▸ **ASSIGNMENT**:
Which lines in the data below contain the word "Create"? Pull each of them out.

▶

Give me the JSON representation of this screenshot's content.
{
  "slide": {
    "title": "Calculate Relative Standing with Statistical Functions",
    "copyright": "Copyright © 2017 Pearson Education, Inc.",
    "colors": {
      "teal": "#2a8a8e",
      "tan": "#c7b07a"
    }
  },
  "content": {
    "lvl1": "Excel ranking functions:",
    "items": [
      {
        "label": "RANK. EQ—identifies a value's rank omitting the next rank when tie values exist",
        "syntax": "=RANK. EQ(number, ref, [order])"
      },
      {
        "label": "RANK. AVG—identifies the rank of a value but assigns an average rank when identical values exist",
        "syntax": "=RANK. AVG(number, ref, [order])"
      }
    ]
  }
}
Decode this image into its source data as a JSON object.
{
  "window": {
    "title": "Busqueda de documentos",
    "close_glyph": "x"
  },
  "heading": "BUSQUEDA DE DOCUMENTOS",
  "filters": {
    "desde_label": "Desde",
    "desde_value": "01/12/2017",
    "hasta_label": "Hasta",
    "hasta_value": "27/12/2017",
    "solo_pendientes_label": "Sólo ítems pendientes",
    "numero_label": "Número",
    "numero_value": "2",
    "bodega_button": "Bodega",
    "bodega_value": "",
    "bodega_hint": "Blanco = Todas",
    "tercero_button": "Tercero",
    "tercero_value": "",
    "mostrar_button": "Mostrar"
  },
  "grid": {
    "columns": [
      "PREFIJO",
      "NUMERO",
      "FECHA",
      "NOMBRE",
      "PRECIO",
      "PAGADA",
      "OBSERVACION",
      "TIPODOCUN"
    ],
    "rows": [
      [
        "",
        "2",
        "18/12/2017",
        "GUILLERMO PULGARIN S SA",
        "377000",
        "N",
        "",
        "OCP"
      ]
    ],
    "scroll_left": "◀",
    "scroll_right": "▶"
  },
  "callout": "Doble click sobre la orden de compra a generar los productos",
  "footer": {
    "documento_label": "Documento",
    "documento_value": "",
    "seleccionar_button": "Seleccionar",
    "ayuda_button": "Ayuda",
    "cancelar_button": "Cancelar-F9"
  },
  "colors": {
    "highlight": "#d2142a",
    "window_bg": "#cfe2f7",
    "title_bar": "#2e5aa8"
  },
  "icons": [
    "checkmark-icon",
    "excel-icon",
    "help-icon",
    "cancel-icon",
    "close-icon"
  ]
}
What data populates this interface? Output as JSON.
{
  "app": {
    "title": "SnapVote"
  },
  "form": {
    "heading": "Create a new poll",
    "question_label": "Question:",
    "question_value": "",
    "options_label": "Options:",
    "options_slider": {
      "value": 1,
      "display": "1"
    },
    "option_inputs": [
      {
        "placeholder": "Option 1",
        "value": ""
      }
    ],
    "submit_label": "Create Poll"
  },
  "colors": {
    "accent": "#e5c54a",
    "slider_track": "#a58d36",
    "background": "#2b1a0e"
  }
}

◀

▸ **ANSWER FOR THIS EXERCISE**:
    "heading": "Create a new poll",
    "submit_label": "Create Poll"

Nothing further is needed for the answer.